__Source material__:
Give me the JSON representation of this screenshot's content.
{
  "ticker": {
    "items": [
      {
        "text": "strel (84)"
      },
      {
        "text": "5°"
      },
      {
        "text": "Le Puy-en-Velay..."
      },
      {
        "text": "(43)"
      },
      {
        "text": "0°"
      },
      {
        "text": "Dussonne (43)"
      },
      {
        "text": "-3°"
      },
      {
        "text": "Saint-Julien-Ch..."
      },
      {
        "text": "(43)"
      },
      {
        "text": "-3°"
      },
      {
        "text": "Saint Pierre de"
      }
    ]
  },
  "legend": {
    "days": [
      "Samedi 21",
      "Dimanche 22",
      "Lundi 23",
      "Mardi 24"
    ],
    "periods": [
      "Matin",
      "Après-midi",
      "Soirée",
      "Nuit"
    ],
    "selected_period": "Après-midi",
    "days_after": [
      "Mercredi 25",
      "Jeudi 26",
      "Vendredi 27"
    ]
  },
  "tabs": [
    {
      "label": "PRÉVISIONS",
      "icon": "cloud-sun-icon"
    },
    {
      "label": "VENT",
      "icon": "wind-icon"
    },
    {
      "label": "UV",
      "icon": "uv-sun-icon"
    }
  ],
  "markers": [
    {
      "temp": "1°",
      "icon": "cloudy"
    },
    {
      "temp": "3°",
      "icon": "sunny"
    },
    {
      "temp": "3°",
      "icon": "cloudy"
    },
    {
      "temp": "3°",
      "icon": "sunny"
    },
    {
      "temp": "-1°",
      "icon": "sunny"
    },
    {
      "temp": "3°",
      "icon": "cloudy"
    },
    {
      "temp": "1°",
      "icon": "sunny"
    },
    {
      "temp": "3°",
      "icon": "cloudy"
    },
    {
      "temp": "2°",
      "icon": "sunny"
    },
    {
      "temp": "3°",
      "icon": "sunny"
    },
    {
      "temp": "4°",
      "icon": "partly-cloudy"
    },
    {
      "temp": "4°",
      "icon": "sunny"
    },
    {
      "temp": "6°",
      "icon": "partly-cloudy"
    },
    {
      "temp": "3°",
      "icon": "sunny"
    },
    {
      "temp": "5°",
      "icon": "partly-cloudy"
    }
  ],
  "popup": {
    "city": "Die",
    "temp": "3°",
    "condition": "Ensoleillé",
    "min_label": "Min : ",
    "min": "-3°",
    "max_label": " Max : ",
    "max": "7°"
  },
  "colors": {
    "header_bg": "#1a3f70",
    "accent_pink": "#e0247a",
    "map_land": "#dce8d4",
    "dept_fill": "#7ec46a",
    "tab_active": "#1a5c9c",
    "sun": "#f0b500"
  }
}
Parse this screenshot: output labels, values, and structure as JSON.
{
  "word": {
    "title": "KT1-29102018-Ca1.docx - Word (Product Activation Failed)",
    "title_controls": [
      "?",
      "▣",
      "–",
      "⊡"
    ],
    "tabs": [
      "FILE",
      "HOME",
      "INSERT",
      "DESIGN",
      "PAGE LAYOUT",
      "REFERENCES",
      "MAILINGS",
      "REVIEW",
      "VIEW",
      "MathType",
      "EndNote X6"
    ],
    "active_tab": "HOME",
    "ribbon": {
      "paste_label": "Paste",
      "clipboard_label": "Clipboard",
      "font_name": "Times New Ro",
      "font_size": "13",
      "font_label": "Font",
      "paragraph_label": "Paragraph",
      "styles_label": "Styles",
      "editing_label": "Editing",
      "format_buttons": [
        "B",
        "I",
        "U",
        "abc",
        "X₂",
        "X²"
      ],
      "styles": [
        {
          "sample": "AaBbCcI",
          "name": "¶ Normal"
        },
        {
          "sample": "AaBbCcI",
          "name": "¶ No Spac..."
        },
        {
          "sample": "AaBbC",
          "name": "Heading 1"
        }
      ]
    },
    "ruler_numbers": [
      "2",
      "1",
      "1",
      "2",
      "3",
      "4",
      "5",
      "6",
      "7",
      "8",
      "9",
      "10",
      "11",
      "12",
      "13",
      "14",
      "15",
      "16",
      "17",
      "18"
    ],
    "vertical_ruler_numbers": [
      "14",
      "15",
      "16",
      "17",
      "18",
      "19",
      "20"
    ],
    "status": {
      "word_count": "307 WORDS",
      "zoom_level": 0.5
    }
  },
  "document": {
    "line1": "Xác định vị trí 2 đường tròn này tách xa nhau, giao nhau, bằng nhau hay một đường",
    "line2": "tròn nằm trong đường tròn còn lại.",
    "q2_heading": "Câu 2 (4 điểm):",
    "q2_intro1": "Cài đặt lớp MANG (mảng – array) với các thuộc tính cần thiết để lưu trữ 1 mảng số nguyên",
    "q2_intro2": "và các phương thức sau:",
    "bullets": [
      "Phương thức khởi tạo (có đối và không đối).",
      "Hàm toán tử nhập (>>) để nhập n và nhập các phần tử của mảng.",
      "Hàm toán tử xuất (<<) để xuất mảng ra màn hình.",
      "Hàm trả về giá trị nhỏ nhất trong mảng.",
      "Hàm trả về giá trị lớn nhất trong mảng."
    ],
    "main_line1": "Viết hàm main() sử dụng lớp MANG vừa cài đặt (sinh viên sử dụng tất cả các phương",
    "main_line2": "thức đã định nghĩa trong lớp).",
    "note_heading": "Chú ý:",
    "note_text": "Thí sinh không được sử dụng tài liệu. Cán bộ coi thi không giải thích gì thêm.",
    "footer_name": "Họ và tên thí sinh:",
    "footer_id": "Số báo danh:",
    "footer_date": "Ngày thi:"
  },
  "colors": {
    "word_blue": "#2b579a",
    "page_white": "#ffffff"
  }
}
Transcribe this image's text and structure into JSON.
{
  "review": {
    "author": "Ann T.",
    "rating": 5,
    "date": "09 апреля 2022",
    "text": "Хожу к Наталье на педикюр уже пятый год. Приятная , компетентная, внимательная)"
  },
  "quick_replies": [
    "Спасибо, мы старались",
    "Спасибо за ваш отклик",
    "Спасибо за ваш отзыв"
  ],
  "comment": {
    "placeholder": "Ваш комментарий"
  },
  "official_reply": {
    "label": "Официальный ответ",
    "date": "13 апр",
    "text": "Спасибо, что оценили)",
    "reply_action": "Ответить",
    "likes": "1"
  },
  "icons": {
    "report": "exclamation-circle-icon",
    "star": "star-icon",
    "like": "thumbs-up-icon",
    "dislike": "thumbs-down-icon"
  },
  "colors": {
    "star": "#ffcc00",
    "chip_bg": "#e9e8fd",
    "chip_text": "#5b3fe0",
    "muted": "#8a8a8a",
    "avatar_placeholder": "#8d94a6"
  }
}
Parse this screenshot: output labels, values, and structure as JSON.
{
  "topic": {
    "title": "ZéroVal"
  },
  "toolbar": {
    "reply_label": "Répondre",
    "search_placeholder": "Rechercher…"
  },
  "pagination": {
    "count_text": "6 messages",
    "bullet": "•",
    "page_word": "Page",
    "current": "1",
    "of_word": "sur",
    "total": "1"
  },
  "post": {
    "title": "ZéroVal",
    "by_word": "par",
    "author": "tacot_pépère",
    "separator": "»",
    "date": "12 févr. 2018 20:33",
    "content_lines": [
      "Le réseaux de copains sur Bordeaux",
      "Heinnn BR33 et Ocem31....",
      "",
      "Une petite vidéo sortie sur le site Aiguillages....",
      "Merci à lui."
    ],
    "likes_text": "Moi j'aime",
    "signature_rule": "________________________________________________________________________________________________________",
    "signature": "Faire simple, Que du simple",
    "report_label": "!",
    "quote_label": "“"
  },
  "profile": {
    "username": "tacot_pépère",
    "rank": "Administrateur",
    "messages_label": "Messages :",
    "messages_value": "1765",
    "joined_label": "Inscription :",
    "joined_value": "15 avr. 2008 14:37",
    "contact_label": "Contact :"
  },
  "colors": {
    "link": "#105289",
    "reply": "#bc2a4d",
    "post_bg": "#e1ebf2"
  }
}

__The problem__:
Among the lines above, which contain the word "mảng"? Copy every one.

__Result__:
    "q2_intro1": "Cài đặt lớp MANG (mảng – array) với các thuộc tính cần thiết để lưu trữ 1 mảng số nguyên",
      "Hàm toán tử nhập (>>) để nhập n và nhập các phần tử của mảng.",
      "Hàm toán tử xuất (<<) để xuất mảng ra màn hình.",
      "Hàm trả về giá trị nhỏ nhất trong mảng.",
      "Hàm trả về giá trị lớn nhất trong mảng."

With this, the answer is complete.